It's good to be flexible.
CMax (Carnivorous Maximus) and I are now one month into training Pakrika (Rika), our 13-week-old Labradoodle puppy, and it's clear that we have two different ideas of what a good puppy is. CMax is the stricter parent, opting for a long list of things little Rika must learn. I'm the easy mark with a far shorter list, and less exacting definition of what the commands mean. I humbly admit that when I want Rika to get off or get down, I only follow through with a firm “OFF!” most of the time. Every one in five times, I either won't notice or I'll be tired of saying “OFF!”, and you, sweet puppy, can have at it with shoes, and dragging pillows, towels, bath mats, and stray underwear from room to room.
CMax says “OFF!” and means it 100% of the time. End of story.
I know, I know. You're thinking “He's right, Susan. Get with the program if you want an obedient puppy and good future dog companion.”
And you're right. At least on “OFF!”. That's a big one, right up there with “NO BITE!”, “COME!”, and “GO POTTY!”. But I don't have the interest, I admit, in being consistently firm on every single command in the fabulous dog training book we purchased. (BTW, If you live in the Bay Area, I HIGHLY recommend Mike – the author – and his classes.) So we've agreed to come up with a shorter list of commands we can mutually agree are priorities on which I will really, really, really try to achieve 100% consistency. CMax, for his part, has agreed to cut me some slack on the others. (For the record, just in case Mike aka Puppy Whisperer/Dog Trainer Extraordinaire is reading this, I completely agree that being consistent is the only way Rika will understand what we want.)
Now we just have to come up with that magic list. Since we are obviously training each other in addition to little Rika (does this compromising in marriage never end??), it's been good for us both to be flexibile.
Carrots at a Farmer's Market in a small Italian town, 2012
This little carrot recipe is very flexible too. It can be a side dish alongside a savory, meaty entree like CMax's dinner last night of ribs, or tossed with some cooked Beluga lentils and caramelized onions for a vegetarian entree. This is another great super-easy recipe for Thanksgiving, or any night of the week.
Don't buy the slender baby carrots for this dish. Opt instead for fat medium length carrots.
Maple Candied Carrots with Currants: #FallFest
- 1 lb carrots peeled
- 1 Tbsp olive oil
- 2 Tbsp maple syrup
- 1/4 cup dried currants
- Preheat the oven to 400˚F and line a baking sheet with parchment pepper.
- Slice the carrots lengthwise into 4 long strips. Toss with the oil and maple syrup and lay on the parchment paper in a single layer. Roast for 20 minutes, toss, and roast another 20 minutes or until lightly caramelized.
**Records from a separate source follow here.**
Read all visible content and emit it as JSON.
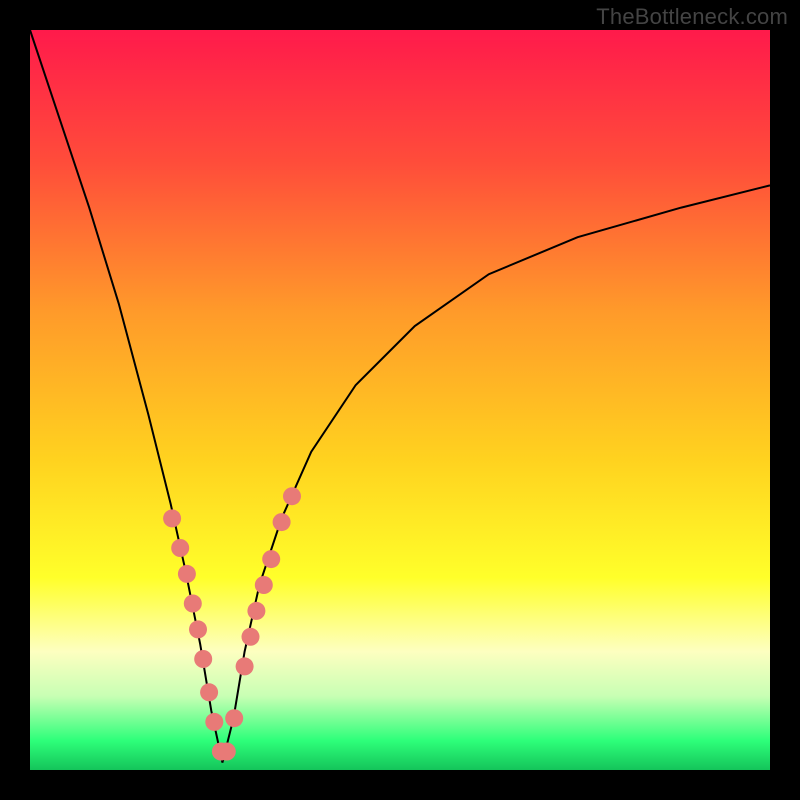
{
  "watermark": "TheBottleneck.com",
  "colors": {
    "frame": "#000000",
    "curve": "#000000",
    "dot": "#e87a77",
    "gradient_stops": [
      {
        "pct": 0,
        "color": "#ff1a4b"
      },
      {
        "pct": 18,
        "color": "#ff4d3a"
      },
      {
        "pct": 38,
        "color": "#ff9a2a"
      },
      {
        "pct": 58,
        "color": "#ffd21f"
      },
      {
        "pct": 74,
        "color": "#ffff2a"
      },
      {
        "pct": 84,
        "color": "#fdffc0"
      },
      {
        "pct": 90,
        "color": "#c8ffb4"
      },
      {
        "pct": 96,
        "color": "#2eff7a"
      },
      {
        "pct": 100,
        "color": "#14c45a"
      }
    ]
  },
  "chart_data": {
    "type": "line",
    "title": "",
    "xlabel": "",
    "ylabel": "",
    "xlim": [
      0,
      100
    ],
    "ylim": [
      0,
      100
    ],
    "note": "V-shaped bottleneck curve. x is horizontal position (0–100,left→right), y is percent value (0 bottom, 100 top of plot). Minimum (touching the green band) occurs near x≈26. Pink dots mark sample points on both arms of the curve in the lower yellow/green region.",
    "series": [
      {
        "name": "bottleneck-curve",
        "x": [
          0,
          4,
          8,
          12,
          16,
          19,
          21,
          23,
          24.5,
          26,
          27.5,
          29,
          31,
          34,
          38,
          44,
          52,
          62,
          74,
          88,
          100
        ],
        "y": [
          100,
          88,
          76,
          63,
          48,
          36,
          27,
          17,
          8,
          1,
          7,
          16,
          25,
          34,
          43,
          52,
          60,
          67,
          72,
          76,
          79
        ]
      }
    ],
    "dots": {
      "name": "sample-points",
      "x": [
        19.2,
        20.3,
        21.2,
        22.0,
        22.7,
        23.4,
        24.2,
        24.9,
        25.8,
        26.6,
        27.6,
        29.0,
        29.8,
        30.6,
        31.6,
        32.6,
        34.0,
        35.4
      ],
      "y": [
        34,
        30,
        26.5,
        22.5,
        19,
        15,
        10.5,
        6.5,
        2.5,
        2.5,
        7,
        14,
        18,
        21.5,
        25,
        28.5,
        33.5,
        37
      ]
    }
  }
}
- Toss with currants and serve warm.
If you're looking for some (mostly) vegetarian Thanksgiving ideas, go check out my Vegetarian Thanksgiving!